## What to do
Exact reproduction of all the data is needed.

(Stored records)

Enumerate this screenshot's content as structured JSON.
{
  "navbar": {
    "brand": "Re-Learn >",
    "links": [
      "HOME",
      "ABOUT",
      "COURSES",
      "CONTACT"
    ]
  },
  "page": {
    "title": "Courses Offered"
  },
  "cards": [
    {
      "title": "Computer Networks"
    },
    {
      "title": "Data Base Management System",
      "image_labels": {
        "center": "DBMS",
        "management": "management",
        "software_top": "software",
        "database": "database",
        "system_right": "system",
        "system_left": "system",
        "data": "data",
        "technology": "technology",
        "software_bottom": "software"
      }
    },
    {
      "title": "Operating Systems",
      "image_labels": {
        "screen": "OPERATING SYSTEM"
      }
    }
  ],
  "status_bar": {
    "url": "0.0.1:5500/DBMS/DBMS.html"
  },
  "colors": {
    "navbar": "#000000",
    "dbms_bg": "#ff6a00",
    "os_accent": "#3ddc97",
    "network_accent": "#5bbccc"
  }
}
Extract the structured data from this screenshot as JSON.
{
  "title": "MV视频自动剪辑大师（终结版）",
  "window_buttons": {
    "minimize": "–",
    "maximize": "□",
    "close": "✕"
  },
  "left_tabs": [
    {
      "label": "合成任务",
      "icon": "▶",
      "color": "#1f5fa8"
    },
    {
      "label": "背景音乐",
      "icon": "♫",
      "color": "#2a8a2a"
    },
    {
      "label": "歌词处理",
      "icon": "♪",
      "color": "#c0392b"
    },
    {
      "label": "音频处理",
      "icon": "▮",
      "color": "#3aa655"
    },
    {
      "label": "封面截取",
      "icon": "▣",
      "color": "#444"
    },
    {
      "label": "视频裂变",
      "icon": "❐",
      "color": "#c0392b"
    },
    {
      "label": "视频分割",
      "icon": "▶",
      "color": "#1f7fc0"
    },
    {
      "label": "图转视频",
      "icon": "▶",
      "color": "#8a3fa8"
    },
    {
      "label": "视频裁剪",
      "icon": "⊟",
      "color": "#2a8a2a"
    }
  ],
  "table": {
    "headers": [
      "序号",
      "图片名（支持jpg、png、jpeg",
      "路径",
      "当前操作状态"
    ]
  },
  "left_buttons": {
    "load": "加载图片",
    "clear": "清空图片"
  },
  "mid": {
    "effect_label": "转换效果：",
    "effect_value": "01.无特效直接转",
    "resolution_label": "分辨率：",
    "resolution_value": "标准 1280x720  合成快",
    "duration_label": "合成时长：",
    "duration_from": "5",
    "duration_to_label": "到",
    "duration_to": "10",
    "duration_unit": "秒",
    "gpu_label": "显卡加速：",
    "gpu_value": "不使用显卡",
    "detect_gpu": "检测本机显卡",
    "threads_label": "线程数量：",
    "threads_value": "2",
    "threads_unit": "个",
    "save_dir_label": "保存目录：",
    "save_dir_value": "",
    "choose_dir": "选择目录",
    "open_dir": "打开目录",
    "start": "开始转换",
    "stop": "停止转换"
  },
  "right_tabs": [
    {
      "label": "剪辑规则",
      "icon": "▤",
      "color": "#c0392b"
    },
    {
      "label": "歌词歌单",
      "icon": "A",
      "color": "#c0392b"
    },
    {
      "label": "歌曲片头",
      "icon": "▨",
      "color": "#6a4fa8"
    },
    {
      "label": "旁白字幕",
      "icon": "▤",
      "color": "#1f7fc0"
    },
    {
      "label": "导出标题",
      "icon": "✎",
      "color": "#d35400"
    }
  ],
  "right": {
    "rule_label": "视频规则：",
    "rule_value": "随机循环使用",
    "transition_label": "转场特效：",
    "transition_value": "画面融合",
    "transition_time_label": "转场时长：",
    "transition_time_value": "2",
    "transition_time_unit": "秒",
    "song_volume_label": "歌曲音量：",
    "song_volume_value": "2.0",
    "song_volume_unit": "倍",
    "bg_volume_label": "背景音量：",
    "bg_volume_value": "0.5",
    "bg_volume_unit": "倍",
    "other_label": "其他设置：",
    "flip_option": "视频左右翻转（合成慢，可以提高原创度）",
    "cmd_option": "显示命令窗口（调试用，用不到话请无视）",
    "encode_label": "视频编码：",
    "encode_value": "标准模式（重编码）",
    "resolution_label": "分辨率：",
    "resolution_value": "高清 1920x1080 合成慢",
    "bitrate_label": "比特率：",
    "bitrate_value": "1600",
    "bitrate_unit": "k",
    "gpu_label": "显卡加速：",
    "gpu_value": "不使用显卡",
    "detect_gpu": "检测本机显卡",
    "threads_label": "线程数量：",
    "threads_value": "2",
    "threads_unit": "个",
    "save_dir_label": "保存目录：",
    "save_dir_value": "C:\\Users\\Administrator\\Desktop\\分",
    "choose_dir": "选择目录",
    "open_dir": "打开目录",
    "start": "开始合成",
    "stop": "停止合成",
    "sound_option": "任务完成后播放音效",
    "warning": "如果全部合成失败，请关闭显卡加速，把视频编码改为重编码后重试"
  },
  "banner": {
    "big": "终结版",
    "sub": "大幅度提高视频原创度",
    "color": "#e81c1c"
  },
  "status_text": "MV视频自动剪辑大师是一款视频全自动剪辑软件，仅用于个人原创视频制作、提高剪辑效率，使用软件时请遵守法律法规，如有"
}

## Output below
Enumerate this screenshot's content as structured JSON.
{
  "navbar": {
    "brand": "Re-Learn >",
    "links": [
      "HOME",
      "ABOUT",
      "COURSES",
      "CONTACT"
    ]
  },
  "page": {
    "title": "Courses Offered"
  },
  "cards": [
    {
      "title": "Computer Networks"
    },
    {
      "title": "Data Base Management System",
      "image_labels": {
        "center": "DBMS",
        "management": "management",
        "software_top": "software",
        "database": "database",
        "system_right": "system",
        "system_left": "system",
        "data": "data",
        "technology": "technology",
        "software_bottom": "software"
      }
    },
    {
      "title": "Operating Systems",
      "image_labels": {
        "screen": "OPERATING SYSTEM"
      }
    }
  ],
  "status_bar": {
    "url": "0.0.1:5500/DBMS/DBMS.html"
  },
  "colors": {
    "navbar": "#000000",
    "dbms_bg": "#ff6a00",
    "os_accent": "#3ddc97",
    "network_accent": "#5bbccc"
  }
}
Extract the structured data from this screenshot as JSON.
{
  "title": "MV视频自动剪辑大师（终结版）",
  "window_buttons": {
    "minimize": "–",
    "maximize": "□",
    "close": "✕"
  },
  "left_tabs": [
    {
      "label": "合成任务",
      "icon": "▶",
      "color": "#1f5fa8"
    },
    {
      "label": "背景音乐",
      "icon": "♫",
      "color": "#2a8a2a"
    },
    {
      "label": "歌词处理",
      "icon": "♪",
      "color": "#c0392b"
    },
    {
      "label": "音频处理",
      "icon": "▮",
      "color": "#3aa655"
    },
    {
      "label": "封面截取",
      "icon": "▣",
      "color": "#444"
    },
    {
      "label": "视频裂变",
      "icon": "❐",
      "color": "#c0392b"
    },
    {
      "label": "视频分割",
      "icon": "▶",
      "color": "#1f7fc0"
    },
    {
      "label": "图转视频",
      "icon": "▶",
      "color": "#8a3fa8"
    },
    {
      "label": "视频裁剪",
      "icon": "⊟",
      "color": "#2a8a2a"
    }
  ],
  "table": {
    "headers": [
      "序号",
      "图片名（支持jpg、png、jpeg",
      "路径",
      "当前操作状态"
    ]
  },
  "left_buttons": {
    "load": "加载图片",
    "clear": "清空图片"
  },
  "mid": {
    "effect_label": "转换效果：",
    "effect_value": "01.无特效直接转",
    "resolution_label": "分辨率：",
    "resolution_value": "标准 1280x720  合成快",
    "duration_label": "合成时长：",
    "duration_from": "5",
    "duration_to_label": "到",
    "duration_to": "10",
    "duration_unit": "秒",
    "gpu_label": "显卡加速：",
    "gpu_value": "不使用显卡",
    "detect_gpu": "检测本机显卡",
    "threads_label": "线程数量：",
    "threads_value": "2",
    "threads_unit": "个",
    "save_dir_label": "保存目录：",
    "save_dir_value": "",
    "choose_dir": "选择目录",
    "open_dir": "打开目录",
    "start": "开始转换",
    "stop": "停止转换"
  },
  "right_tabs": [
    {
      "label": "剪辑规则",
      "icon": "▤",
      "color": "#c0392b"
    },
    {
      "label": "歌词歌单",
      "icon": "A",
      "color": "#c0392b"
    },
    {
      "label": "歌曲片头",
      "icon": "▨",
      "color": "#6a4fa8"
    },
    {
      "label": "旁白字幕",
      "icon": "▤",
      "color": "#1f7fc0"
    },
    {
      "label": "导出标题",
      "icon": "✎",
      "color": "#d35400"
    }
  ],
  "right": {
    "rule_label": "视频规则：",
    "rule_value": "随机循环使用",
    "transition_label": "转场特效：",
    "transition_value": "画面融合",
    "transition_time_label": "转场时长：",
    "transition_time_value": "2",
    "transition_time_unit": "秒",
    "song_volume_label": "歌曲音量：",
    "song_volume_value": "2.0",
    "song_volume_unit": "倍",
    "bg_volume_label": "背景音量：",
    "bg_volume_value": "0.5",
    "bg_volume_unit": "倍",
    "other_label": "其他设置：",
    "flip_option": "视频左右翻转（合成慢，可以提高原创度）",
    "cmd_option": "显示命令窗口（调试用，用不到话请无视）",
    "encode_label": "视频编码：",
    "encode_value": "标准模式（重编码）",
    "resolution_label": "分辨率：",
    "resolution_value": "高清 1920x1080 合成慢",
    "bitrate_label": "比特率：",
    "bitrate_value": "1600",
    "bitrate_unit": "k",
    "gpu_label": "显卡加速：",
    "gpu_value": "不使用显卡",
    "detect_gpu": "检测本机显卡",
    "threads_label": "线程数量：",
    "threads_value": "2",
    "threads_unit": "个",
    "save_dir_label": "保存目录：",
    "save_dir_value": "C:\\Users\\Administrator\\Desktop\\分",
    "choose_dir": "选择目录",
    "open_dir": "打开目录",
    "start": "开始合成",
    "stop": "停止合成",
    "sound_option": "任务完成后播放音效",
    "warning": "如果全部合成失败，请关闭显卡加速，把视频编码改为重编码后重试"
  },
  "banner": {
    "big": "终结版",
    "sub": "大幅度提高视频原创度",
    "color": "#e81c1c"
  },
  "status_text": "MV视频自动剪辑大师是一款视频全自动剪辑软件，仅用于个人原创视频制作、提高剪辑效率，使用软件时请遵守法律法规，如有"
}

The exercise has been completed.